“The next frontier of retail media is in-store experiences, and it’s one we’re excited to chart,” Whitney Cooper, head of omnichannel transformation at Walmart Connect, wrote in a blog post on the new tests. “But it’s still an emerging opportunity for us, as we continue to test what serves customers best and which solutions are scalable to Walmart’s size.”
Here’s a look at the two new offerings currently under beta test:
Walmart suppliers will be able to integrate product demos into campaigns across in-store and digital environments.
Product demos aren’t new to store floors, but Walmart Connect is seeking to give them an update that blends digital and physical experiences.
“Part of our test is how to enhance the omnichannel experience by bridging the physical back to digital: For example, by pairing a demo cart with QR codes that link back to a curated Walmart.com landing page so customers can find inspiration and shop their list all in one spot,” Cooper wrote.
Walmart is currently offering 120 demos at stores each weekend, and plans to scale to 1,000 by the end of 2023.
Walmart Connect will now offer advertising placements on Walmart’s in-store radio network. Suppliers will have the option to purchase ads by region or store, enabling targeting of key markets.

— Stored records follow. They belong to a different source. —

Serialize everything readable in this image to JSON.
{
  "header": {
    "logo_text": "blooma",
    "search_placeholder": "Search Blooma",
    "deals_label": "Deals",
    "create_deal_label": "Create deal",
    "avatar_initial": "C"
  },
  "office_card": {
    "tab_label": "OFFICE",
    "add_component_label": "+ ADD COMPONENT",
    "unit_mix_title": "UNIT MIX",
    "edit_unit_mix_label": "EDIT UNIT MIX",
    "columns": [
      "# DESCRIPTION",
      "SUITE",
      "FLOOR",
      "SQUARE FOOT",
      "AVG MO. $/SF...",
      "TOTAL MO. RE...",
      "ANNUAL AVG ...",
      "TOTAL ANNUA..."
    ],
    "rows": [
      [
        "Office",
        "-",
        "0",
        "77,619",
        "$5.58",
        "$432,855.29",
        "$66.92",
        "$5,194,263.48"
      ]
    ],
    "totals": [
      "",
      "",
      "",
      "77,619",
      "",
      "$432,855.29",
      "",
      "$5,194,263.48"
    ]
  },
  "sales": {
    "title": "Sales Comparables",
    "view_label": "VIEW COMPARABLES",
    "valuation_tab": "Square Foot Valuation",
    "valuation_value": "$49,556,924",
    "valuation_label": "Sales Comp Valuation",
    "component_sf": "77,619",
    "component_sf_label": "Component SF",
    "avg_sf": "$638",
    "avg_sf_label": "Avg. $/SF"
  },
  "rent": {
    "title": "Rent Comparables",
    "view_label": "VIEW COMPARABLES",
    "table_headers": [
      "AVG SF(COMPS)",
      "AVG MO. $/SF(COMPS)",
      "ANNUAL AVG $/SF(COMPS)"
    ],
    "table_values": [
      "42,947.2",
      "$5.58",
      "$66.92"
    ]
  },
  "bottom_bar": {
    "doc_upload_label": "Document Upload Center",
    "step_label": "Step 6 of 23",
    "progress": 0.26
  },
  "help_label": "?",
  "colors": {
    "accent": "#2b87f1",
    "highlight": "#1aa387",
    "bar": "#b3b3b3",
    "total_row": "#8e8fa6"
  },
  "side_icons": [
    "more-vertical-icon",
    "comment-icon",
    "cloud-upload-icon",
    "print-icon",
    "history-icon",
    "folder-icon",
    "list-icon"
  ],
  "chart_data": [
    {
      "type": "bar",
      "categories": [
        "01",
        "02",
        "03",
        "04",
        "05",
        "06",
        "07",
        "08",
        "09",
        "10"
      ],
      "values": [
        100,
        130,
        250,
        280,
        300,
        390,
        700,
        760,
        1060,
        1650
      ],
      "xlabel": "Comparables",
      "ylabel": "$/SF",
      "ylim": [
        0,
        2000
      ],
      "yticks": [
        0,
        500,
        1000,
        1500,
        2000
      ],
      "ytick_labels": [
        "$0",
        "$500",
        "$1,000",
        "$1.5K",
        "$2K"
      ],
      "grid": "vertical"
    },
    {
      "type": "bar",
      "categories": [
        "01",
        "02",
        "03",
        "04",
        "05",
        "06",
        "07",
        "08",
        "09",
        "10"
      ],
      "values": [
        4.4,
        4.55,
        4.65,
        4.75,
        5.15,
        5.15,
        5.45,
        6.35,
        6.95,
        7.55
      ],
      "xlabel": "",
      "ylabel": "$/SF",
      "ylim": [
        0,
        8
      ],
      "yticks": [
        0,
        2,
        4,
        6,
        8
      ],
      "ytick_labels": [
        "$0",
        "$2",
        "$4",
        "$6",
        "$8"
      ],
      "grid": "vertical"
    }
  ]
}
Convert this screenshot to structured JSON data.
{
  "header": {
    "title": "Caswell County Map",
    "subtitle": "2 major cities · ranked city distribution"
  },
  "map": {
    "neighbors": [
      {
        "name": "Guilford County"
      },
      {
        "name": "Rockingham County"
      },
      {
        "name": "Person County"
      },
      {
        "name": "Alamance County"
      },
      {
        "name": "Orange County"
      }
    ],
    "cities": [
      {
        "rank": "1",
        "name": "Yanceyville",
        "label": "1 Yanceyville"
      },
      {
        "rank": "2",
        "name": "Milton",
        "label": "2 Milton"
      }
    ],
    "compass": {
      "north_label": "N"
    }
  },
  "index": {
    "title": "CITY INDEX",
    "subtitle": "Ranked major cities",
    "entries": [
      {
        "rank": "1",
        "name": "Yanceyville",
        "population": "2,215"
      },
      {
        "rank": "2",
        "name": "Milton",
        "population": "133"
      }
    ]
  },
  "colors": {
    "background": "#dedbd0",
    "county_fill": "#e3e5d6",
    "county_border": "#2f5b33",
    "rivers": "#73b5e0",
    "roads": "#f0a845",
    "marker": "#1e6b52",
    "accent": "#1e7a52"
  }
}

“This is the first time brands will be able to speak directly to Walmart customers through this medium,” Cooper writes. “These ads also create a new upper-funnel touchpoint for brand marketers and out-of-home (OOH) buyers to create awareness, because in-store audio is about connecting with customers wherever they are in the store — they don’t have to pass the brand in the aisle.”
With the tests, we’ll be watching for how this advertising is measured, and whether Walmart Connect is tracking impact across different types of formats, and not just a single campaign.